======== Information given ========
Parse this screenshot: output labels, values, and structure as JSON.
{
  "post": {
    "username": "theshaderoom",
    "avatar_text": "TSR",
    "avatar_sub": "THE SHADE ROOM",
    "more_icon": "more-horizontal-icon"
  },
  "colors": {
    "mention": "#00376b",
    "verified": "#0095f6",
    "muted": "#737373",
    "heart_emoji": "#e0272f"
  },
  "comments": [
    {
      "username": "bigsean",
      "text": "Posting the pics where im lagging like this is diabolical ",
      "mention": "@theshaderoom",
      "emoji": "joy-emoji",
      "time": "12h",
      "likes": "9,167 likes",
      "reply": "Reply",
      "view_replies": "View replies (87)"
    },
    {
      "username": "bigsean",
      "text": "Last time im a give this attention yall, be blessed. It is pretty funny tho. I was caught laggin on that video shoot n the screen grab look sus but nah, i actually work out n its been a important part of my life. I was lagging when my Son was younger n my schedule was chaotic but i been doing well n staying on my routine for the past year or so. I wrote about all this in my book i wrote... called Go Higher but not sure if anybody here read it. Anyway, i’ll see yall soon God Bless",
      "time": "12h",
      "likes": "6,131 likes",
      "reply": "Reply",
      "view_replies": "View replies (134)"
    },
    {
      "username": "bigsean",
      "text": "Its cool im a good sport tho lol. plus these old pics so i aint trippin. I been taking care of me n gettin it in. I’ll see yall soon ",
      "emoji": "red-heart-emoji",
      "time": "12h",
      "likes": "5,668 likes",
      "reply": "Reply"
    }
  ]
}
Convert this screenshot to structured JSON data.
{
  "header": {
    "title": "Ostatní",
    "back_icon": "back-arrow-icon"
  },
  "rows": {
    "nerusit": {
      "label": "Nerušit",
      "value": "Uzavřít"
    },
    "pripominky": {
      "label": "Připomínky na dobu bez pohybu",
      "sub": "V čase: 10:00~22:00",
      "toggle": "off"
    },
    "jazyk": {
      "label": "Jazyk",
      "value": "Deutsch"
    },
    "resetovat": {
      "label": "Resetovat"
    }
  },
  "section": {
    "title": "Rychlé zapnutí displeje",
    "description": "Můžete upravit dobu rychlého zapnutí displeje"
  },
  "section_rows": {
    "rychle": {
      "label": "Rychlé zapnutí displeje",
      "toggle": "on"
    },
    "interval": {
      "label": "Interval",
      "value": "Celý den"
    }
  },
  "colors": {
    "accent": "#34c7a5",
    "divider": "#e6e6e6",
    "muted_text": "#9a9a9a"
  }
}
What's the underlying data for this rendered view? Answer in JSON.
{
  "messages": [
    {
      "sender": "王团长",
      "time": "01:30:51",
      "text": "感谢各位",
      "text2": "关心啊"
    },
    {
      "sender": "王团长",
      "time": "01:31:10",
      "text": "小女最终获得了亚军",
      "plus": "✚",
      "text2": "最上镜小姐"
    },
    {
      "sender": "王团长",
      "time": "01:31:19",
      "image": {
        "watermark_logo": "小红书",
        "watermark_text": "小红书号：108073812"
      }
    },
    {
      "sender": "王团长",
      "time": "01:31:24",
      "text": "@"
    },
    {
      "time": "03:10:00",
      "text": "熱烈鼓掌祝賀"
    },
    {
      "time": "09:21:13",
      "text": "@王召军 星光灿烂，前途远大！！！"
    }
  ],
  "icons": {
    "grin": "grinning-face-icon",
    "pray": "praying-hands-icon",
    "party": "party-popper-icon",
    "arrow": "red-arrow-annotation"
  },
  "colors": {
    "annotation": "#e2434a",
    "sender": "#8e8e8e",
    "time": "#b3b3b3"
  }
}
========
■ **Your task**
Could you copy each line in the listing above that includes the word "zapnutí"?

■ **Response**
    "title": "Rychlé zapnutí displeje",
    "description": "Můžete upravit dobu rychlého zapnutí displeje"
      "label": "Rychlé zapnutí displeje",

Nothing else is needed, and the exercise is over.